(Exercise input):
■ ■ ■ ■ ■ ■ ■
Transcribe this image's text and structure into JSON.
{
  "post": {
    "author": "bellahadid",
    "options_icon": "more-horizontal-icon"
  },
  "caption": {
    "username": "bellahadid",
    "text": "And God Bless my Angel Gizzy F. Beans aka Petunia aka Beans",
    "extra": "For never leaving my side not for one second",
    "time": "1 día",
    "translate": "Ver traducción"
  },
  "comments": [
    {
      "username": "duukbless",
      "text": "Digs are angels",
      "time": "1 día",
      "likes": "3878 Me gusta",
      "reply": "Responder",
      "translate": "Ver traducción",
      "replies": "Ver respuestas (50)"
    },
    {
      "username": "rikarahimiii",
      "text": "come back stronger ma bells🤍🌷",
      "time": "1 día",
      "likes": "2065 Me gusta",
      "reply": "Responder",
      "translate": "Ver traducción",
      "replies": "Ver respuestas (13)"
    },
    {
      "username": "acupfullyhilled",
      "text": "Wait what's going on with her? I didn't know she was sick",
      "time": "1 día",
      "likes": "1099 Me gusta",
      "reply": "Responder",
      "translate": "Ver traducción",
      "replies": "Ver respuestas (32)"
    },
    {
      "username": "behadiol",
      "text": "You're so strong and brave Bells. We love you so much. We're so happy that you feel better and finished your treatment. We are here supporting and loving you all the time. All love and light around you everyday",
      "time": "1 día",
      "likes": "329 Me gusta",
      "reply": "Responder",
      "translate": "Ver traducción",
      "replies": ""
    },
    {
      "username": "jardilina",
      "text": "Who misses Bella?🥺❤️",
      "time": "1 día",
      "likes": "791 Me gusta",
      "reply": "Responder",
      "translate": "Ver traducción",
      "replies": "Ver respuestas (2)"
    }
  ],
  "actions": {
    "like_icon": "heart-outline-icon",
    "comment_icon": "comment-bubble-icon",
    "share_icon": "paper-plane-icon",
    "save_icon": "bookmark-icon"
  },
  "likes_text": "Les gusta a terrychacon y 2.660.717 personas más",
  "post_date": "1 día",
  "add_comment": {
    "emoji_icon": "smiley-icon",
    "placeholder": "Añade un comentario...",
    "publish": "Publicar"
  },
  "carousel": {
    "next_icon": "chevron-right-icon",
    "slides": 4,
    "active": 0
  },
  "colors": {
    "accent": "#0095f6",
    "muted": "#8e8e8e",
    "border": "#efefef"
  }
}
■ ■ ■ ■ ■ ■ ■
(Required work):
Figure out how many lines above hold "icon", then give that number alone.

(Task answer):
7